• _TASK DETAILS_
The expected answer is a copy of every line in the listing that has the word "this".
-*-*-
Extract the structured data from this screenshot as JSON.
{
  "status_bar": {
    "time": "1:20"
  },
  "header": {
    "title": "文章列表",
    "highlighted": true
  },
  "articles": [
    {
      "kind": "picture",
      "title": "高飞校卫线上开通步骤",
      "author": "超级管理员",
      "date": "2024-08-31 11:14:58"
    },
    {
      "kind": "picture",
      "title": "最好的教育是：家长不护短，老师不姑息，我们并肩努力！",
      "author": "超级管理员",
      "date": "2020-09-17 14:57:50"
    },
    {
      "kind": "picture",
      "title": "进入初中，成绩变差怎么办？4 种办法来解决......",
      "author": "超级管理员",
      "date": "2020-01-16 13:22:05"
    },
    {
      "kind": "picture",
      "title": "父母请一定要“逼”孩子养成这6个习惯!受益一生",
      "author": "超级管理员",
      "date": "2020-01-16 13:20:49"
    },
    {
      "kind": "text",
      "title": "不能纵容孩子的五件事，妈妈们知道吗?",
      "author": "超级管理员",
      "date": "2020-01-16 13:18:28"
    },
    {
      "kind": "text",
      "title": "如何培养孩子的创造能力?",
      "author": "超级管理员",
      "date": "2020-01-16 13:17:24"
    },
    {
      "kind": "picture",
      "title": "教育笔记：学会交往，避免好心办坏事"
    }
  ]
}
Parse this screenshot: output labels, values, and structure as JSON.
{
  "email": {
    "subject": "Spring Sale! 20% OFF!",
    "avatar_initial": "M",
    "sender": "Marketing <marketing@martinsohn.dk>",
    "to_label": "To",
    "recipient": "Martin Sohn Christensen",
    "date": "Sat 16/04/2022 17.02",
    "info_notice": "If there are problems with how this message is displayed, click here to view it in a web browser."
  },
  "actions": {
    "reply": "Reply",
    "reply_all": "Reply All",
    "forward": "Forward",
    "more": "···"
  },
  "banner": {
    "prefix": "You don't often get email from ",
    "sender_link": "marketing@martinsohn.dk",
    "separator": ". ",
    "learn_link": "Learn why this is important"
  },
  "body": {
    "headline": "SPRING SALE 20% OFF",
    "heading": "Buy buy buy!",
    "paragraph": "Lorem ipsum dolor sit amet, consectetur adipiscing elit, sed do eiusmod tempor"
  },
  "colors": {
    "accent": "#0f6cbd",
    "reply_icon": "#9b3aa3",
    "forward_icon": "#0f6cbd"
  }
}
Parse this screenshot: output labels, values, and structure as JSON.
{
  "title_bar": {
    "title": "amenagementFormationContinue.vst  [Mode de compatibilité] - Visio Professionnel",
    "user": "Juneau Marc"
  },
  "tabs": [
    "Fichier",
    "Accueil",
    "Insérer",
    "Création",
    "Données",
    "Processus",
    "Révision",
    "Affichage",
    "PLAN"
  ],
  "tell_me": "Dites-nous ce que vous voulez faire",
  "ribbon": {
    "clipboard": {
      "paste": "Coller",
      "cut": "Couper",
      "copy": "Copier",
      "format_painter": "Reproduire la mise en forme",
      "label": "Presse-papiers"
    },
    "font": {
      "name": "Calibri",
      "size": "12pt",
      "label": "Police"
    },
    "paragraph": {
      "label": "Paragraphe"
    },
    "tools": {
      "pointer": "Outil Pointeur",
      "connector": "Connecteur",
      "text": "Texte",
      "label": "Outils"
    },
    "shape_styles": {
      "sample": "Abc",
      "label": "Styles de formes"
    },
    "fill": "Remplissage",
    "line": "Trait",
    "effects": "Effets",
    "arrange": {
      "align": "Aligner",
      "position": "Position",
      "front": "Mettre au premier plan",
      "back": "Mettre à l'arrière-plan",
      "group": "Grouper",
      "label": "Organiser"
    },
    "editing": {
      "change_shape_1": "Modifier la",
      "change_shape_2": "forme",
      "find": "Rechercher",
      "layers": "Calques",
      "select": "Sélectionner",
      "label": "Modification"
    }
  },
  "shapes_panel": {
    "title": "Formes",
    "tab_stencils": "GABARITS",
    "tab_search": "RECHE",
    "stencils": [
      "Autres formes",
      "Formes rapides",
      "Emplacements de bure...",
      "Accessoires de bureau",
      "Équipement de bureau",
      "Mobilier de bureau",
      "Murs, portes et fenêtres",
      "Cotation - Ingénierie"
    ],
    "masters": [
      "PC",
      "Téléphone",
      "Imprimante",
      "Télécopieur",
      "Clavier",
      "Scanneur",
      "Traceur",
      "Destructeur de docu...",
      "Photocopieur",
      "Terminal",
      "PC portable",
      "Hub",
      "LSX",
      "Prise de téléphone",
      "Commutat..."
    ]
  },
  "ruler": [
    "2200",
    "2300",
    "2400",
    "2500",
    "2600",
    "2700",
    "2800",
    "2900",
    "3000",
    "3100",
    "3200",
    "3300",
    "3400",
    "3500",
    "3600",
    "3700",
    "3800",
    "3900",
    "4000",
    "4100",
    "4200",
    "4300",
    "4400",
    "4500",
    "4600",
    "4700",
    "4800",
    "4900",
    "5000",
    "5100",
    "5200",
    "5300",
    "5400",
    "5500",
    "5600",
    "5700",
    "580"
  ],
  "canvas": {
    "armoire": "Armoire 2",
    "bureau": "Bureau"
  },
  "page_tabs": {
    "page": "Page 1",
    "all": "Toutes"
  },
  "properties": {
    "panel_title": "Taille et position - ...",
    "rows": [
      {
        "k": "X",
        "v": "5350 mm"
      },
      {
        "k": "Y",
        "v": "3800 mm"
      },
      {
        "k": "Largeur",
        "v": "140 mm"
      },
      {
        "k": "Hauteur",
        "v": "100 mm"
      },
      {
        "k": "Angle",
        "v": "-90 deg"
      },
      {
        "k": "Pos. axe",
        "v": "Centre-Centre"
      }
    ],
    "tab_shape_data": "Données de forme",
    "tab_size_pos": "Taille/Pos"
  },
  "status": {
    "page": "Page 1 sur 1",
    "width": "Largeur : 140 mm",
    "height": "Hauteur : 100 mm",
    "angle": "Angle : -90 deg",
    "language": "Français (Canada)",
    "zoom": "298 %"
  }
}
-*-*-
• _WRITTEN REPLY_
Extract the structured data from this screenshot as JSON.
Parse this screenshot: output labels, values, and structure as JSON.
    "info_notice": "If there are problems with how this message is displayed, click here to view it in a web browser."
    "learn_link": "Learn why this is important"
Parse this screenshot: output labels, values, and structure as JSON.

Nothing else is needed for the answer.